(THE PROBLEM)
Your answer should consist of the complete listing, repeated verbatim.

■ ■ ■ ■ ■ ■ ■

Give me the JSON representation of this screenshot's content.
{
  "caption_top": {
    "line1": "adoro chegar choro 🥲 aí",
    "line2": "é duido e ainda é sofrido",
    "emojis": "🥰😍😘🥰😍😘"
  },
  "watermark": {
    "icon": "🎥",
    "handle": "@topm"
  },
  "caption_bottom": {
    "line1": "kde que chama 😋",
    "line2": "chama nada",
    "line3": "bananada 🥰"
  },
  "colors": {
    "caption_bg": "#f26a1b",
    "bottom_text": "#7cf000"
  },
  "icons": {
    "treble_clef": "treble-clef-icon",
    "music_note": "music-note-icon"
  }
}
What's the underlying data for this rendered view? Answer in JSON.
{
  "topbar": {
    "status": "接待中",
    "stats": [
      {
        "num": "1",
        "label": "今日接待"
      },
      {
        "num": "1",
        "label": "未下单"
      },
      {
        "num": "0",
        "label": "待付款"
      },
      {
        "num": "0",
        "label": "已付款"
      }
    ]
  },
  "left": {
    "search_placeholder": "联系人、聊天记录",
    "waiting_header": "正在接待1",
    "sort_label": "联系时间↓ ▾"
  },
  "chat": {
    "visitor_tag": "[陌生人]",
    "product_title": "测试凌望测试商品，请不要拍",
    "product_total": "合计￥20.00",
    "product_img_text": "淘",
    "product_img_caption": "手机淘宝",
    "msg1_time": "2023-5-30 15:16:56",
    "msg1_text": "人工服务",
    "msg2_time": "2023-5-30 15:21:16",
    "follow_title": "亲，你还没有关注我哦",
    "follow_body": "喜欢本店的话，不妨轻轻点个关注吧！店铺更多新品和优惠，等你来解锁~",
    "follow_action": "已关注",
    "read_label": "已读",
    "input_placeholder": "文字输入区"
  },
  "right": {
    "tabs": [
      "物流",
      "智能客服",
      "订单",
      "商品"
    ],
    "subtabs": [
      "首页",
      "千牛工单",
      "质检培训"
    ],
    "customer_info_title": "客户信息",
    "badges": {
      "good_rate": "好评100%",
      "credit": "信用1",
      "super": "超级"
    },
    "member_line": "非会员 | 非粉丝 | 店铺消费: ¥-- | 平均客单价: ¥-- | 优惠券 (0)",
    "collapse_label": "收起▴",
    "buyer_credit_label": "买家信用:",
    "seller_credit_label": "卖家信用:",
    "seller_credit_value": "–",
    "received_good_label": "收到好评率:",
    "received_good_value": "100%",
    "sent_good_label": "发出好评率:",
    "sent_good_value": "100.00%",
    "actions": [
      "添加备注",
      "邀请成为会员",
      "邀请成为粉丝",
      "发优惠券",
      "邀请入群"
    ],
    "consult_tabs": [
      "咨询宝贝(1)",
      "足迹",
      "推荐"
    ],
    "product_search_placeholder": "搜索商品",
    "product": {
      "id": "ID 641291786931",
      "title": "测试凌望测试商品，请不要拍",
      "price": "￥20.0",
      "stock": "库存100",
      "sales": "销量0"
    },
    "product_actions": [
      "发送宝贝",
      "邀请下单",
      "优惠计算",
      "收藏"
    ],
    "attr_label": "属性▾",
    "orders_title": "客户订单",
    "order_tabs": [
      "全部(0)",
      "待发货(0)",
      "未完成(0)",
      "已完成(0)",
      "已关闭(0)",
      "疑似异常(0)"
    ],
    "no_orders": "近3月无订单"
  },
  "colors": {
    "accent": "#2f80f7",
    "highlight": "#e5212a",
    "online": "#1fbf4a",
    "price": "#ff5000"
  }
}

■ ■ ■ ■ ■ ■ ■

(SOLUTION)
Give me the JSON representation of this screenshot's content.
{
  "caption_top": {
    "line1": "adoro chegar choro 🥲 aí",
    "line2": "é duido e ainda é sofrido",
    "emojis": "🥰😍😘🥰😍😘"
  },
  "watermark": {
    "icon": "🎥",
    "handle": "@topm"
  },
  "caption_bottom": {
    "line1": "kde que chama 😋",
    "line2": "chama nada",
    "line3": "bananada 🥰"
  },
  "colors": {
    "caption_bg": "#f26a1b",
    "bottom_text": "#7cf000"
  },
  "icons": {
    "treble_clef": "treble-clef-icon",
    "music_note": "music-note-icon"
  }
}
What's the underlying data for this rendered view? Answer in JSON.
{
  "topbar": {
    "status": "接待中",
    "stats": [
      {
        "num": "1",
        "label": "今日接待"
      },
      {
        "num": "1",
        "label": "未下单"
      },
      {
        "num": "0",
        "label": "待付款"
      },
      {
        "num": "0",
        "label": "已付款"
      }
    ]
  },
  "left": {
    "search_placeholder": "联系人、聊天记录",
    "waiting_header": "正在接待1",
    "sort_label": "联系时间↓ ▾"
  },
  "chat": {
    "visitor_tag": "[陌生人]",
    "product_title": "测试凌望测试商品，请不要拍",
    "product_total": "合计￥20.00",
    "product_img_text": "淘",
    "product_img_caption": "手机淘宝",
    "msg1_time": "2023-5-30 15:16:56",
    "msg1_text": "人工服务",
    "msg2_time": "2023-5-30 15:21:16",
    "follow_title": "亲，你还没有关注我哦",
    "follow_body": "喜欢本店的话，不妨轻轻点个关注吧！店铺更多新品和优惠，等你来解锁~",
    "follow_action": "已关注",
    "read_label": "已读",
    "input_placeholder": "文字输入区"
  },
  "right": {
    "tabs": [
      "物流",
      "智能客服",
      "订单",
      "商品"
    ],
    "subtabs": [
      "首页",
      "千牛工单",
      "质检培训"
    ],
    "customer_info_title": "客户信息",
    "badges": {
      "good_rate": "好评100%",
      "credit": "信用1",
      "super": "超级"
    },
    "member_line": "非会员 | 非粉丝 | 店铺消费: ¥-- | 平均客单价: ¥-- | 优惠券 (0)",
    "collapse_label": "收起▴",
    "buyer_credit_label": "买家信用:",
    "seller_credit_label": "卖家信用:",
    "seller_credit_value": "–",
    "received_good_label": "收到好评率:",
    "received_good_value": "100%",
    "sent_good_label": "发出好评率:",
    "sent_good_value": "100.00%",
    "actions": [
      "添加备注",
      "邀请成为会员",
      "邀请成为粉丝",
      "发优惠券",
      "邀请入群"
    ],
    "consult_tabs": [
      "咨询宝贝(1)",
      "足迹",
      "推荐"
    ],
    "product_search_placeholder": "搜索商品",
    "product": {
      "id": "ID 641291786931",
      "title": "测试凌望测试商品，请不要拍",
      "price": "￥20.0",
      "stock": "库存100",
      "sales": "销量0"
    },
    "product_actions": [
      "发送宝贝",
      "邀请下单",
      "优惠计算",
      "收藏"
    ],
    "attr_label": "属性▾",
    "orders_title": "客户订单",
    "order_tabs": [
      "全部(0)",
      "待发货(0)",
      "未完成(0)",
      "已完成(0)",
      "已关闭(0)",
      "疑似异常(0)"
    ],
    "no_orders": "近3月无订单"
  },
  "colors": {
    "accent": "#2f80f7",
    "highlight": "#e5212a",
    "online": "#1fbf4a",
    "price": "#ff5000"
  }
}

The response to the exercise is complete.